The Mānoa Cliff Trail is an easily accessible hike that is still great for observing native plants. The vegetation along the Mānoa Cliff Trail ranges from Lowland Mesic Shrub land to Lowland Mesic Forest. Sadly, native vegetation along the trail has been observed to be in rapid decline.
Our restoration work aims to protect and promote native plant growth:
In 2005, with the assistance of the Conservation Council of Hawai’i, we received a permit from the Na Ala Hele program to restore a section of the Mānoa Cliff Trail between its junctions with the Pu’u ‘Ōhi’a and Pauoa Flats Trails. The land is owned by the State of Hawai’i.
Our effort involves manually controlling alien weeds and replacing them with native plants. We have good success such as:
- Koa and mamaki natural regeneration after opening the canopy
- Clermontia kakeana and Bidens asymmetrica from spread seed
- Olona (Touchardia latifolia) and papala (Charpentiera ovata) propagation and outplanting
A fence to keep out feral pigs was constructed in late 2009 by DLNR around 6 acres of the site. We have achieved great success with our work to date.
At the site, our efforts have begun to significantly turn back the decline of native plants. The decline of these native plants has at least two major causes:
- Competition for light and space by quick growing alien plants (weeds) such as cinnamon, guava, bamboo, ginger and others
- The disturbance and destruction of native seedlings and groundcover species by pigs rooting for worms. For example, before the installation of the fence, māmaki (Pipturus albidus) seedlings and a patch of ‘ala ‘ala wai nui (Peperomia leptostachya) were eliminated by pig rooting in one section of the restoration area that had been cleared of weeds
This decline has also been well documented:
- Recent surveys and our own observations have documented approximately 110 native plant species (as well as at least 115 non-native species) present along the trail or in the vicinity (Mt. Tantalus area), but based on numerous historical records dating back to the late 1800s (Bishop and Smithsonian museum records), 94 other native species are now missing from the area.
- Evidence for rapid decline has also been observed in the population of ‘oha wai (Clermontia kakeana), a native shrub in the Lobelia family. In 1980-1983 Coleen Cory, a biology graduate student at California State University, located 104 ‘oha wai (Clermontia kakeana) plants along the trail as part of her study in pollination biology. When we started this project in 2005 we were only able to locate 16 ‘oha wai plants in the area.

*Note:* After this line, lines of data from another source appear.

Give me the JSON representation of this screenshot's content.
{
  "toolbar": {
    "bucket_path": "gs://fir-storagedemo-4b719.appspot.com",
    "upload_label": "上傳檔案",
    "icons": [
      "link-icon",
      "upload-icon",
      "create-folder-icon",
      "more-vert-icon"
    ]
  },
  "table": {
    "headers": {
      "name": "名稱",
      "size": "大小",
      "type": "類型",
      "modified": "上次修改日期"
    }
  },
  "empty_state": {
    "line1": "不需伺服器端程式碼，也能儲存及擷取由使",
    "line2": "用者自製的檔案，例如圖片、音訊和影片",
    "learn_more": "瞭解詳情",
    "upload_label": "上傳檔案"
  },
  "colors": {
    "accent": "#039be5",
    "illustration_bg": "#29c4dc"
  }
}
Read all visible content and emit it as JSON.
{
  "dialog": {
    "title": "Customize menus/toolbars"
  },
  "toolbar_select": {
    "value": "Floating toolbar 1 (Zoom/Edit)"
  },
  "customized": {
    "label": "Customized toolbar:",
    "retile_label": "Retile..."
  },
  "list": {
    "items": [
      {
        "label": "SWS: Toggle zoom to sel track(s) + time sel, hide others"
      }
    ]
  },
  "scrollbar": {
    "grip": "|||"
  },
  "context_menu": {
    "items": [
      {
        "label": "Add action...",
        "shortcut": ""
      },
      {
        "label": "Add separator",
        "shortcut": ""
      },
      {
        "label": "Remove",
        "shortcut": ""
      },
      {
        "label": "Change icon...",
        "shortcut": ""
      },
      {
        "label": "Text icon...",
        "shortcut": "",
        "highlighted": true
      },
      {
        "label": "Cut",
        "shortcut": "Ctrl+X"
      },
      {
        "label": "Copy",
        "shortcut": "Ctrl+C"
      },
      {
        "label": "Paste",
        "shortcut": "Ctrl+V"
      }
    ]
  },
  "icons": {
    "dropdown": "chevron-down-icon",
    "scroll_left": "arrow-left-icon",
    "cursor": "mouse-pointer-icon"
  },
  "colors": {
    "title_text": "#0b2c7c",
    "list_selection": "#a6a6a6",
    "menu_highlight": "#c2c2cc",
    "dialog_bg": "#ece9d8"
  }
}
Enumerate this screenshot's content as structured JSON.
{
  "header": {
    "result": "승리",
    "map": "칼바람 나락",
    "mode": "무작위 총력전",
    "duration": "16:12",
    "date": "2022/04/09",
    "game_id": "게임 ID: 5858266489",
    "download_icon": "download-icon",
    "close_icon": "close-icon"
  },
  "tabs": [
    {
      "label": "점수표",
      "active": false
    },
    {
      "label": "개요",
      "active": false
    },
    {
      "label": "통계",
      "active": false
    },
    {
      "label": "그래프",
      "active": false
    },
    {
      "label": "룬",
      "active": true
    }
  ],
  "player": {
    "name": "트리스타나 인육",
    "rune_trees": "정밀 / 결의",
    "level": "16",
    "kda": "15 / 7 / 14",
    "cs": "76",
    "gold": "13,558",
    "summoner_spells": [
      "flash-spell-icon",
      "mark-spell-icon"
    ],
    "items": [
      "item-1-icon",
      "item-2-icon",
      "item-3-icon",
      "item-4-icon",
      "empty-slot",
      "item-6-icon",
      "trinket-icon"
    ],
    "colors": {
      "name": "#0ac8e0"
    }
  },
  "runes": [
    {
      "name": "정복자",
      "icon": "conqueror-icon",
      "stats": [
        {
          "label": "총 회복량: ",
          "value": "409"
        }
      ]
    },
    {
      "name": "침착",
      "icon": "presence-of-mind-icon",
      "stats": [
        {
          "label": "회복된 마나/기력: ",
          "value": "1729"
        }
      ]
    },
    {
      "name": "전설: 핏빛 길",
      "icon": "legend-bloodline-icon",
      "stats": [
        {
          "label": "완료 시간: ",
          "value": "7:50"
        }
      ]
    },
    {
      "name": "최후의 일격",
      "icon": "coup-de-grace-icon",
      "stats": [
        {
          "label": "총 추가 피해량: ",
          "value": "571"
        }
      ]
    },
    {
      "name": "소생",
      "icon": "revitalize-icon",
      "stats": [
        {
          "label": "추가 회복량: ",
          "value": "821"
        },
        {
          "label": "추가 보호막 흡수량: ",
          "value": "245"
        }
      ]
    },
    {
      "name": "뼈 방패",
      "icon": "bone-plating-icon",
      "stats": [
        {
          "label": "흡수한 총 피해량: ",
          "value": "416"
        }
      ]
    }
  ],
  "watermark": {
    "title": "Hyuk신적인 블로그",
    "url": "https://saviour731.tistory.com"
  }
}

For more detail, see information presented at the 2010 Hawaii Conservation Conference that provides an overview of our work HCC-conference-2010 (pdf 5mb)